Deflation slows to 1.7 pct in December
Greece’s deep recession dragged consumer prices down in December for the 10th consecutive month but the deflation rate eased from a record set the previous month, data showed yesterday. Record unemployment, wage cuts and spare capacity in the economy continued to pull prices down, making the economy more competitive but threatening to hurt Greece’s efforts to rein in debt. Consumer prices fell 1.7 percent on an annual basis in December after falling 2.9 percent in November, when it hit its highest level of deflation since monthly records began in 1960. “The slowdown in pace in December was due to special discounts offered in the previous month. The new reading is more in line with the overall trend which is expected to continue for the next couple of quarters,” said Nikos Magginas, economist at Greece’s National Bank. December’s deflation reading was at a slower pace than forecasts by economists who were expecting prices to fall by 2.2 percent.
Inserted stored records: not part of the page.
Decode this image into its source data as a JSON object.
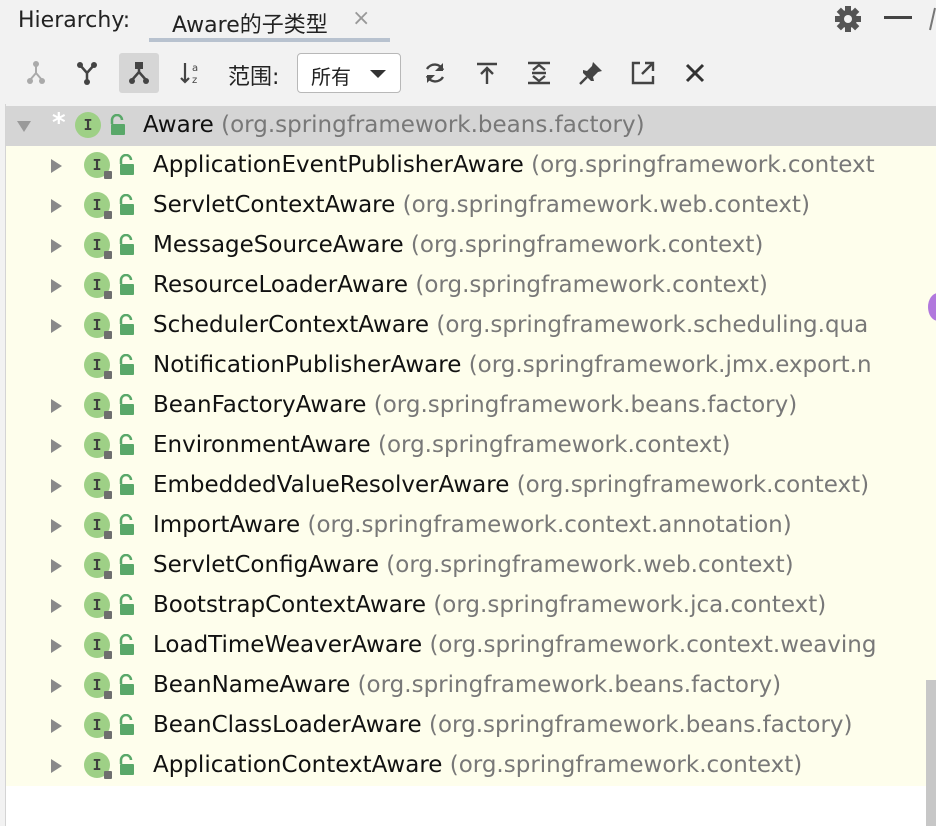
{
  "header": {
    "panel_title": "Hierarchy:",
    "tab_label": "Aware的子类型",
    "tab_close": "×",
    "icons": [
      "gear-icon",
      "minimize-icon"
    ]
  },
  "toolbar": {
    "scope_label": "范围:",
    "scope_value": "所有",
    "icons": [
      "type-hierarchy-icon",
      "supertypes-icon",
      "subtypes-icon",
      "sort-alphabetically-icon",
      "refresh-icon",
      "export-icon",
      "expand-all-icon",
      "pin-icon",
      "open-in-new-tab-icon",
      "close-icon"
    ]
  },
  "colors": {
    "tree_background": "#fefeec",
    "selected_row": "#d5d5d5",
    "interface_icon": "#9ed086",
    "lock_icon": "#59a869",
    "package_text": "#787878"
  },
  "tree": {
    "root": {
      "name": "Aware",
      "package": "(org.springframework.beans.factory)",
      "marker": "*",
      "expanded": true,
      "selected": true
    },
    "children": [
      {
        "name": "ApplicationEventPublisherAware",
        "package": "(org.springframework.context",
        "expandable": true
      },
      {
        "name": "ServletContextAware",
        "package": "(org.springframework.web.context)",
        "expandable": true
      },
      {
        "name": "MessageSourceAware",
        "package": "(org.springframework.context)",
        "expandable": true
      },
      {
        "name": "ResourceLoaderAware",
        "package": "(org.springframework.context)",
        "expandable": true
      },
      {
        "name": "SchedulerContextAware",
        "package": "(org.springframework.scheduling.qua",
        "expandable": true
      },
      {
        "name": "NotificationPublisherAware",
        "package": "(org.springframework.jmx.export.n",
        "expandable": false
      },
      {
        "name": "BeanFactoryAware",
        "package": "(org.springframework.beans.factory)",
        "expandable": true
      },
      {
        "name": "EnvironmentAware",
        "package": "(org.springframework.context)",
        "expandable": true
      },
      {
        "name": "EmbeddedValueResolverAware",
        "package": "(org.springframework.context)",
        "expandable": true
      },
      {
        "name": "ImportAware",
        "package": "(org.springframework.context.annotation)",
        "expandable": true
      },
      {
        "name": "ServletConfigAware",
        "package": "(org.springframework.web.context)",
        "expandable": true
      },
      {
        "name": "BootstrapContextAware",
        "package": "(org.springframework.jca.context)",
        "expandable": true
      },
      {
        "name": "LoadTimeWeaverAware",
        "package": "(org.springframework.context.weaving",
        "expandable": true
      },
      {
        "name": "BeanNameAware",
        "package": "(org.springframework.beans.factory)",
        "expandable": true
      },
      {
        "name": "BeanClassLoaderAware",
        "package": "(org.springframework.beans.factory)",
        "expandable": true
      },
      {
        "name": "ApplicationContextAware",
        "package": "(org.springframework.context)",
        "expandable": true
      }
    ]
  }
}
The latest reading brought last year’s average to a fall in prices of 0.9 percent. The economy has been in deflation terrain for 10 months including December. yesterday in Brussels. Greek officials have the task of leading negotiations on behalf of the EU’s 28 member states as they seek a compromise with the directly elected European Parliament on the shape of a central agency for saving or shuttering euroarea banks as part of attempts to cut the link between lenders and sovereigns that fueled Europe’s debt crisis. Striking a deal on the Single Resolution Mechanism is a priority for Greece, which took over the rotating presidency of the EU on January 1, Finance Minister Yannis Stournaras told reporters in Athens last Tuesday. The eventual system should enable decision-making for bank resolution that “should be quick and not overly complex,” BusinessEurope said in yesterday’s letter.
In the next few days Greece’s ministries of Education and Tourism Development are expected to announce the introduction of a midterm weekly vacation for schools in the first week of March, which includes the Clean Monday holiday (March 3-7), in a bid to boost domestic winter tourism. The socalled “white week” follows a request from the tourism industry and is aimed at extending the tourism season, and follows a pattern set in other European countries.
Greek government bonds, the highest-yielding in the euro area, may now be safer than Portuguese securities, according to Insight Investment Management Ltd. The risk of investors having to accept more losses on Greek debt has abated following a writedown on the securities in 2012, Gareth Colesmith, a senior money manager at Insight Investment, said in an interview in London on January 10. The company would consider investing, should Greece proceed with a possible sale of five-year notes in the second half of the year, he said.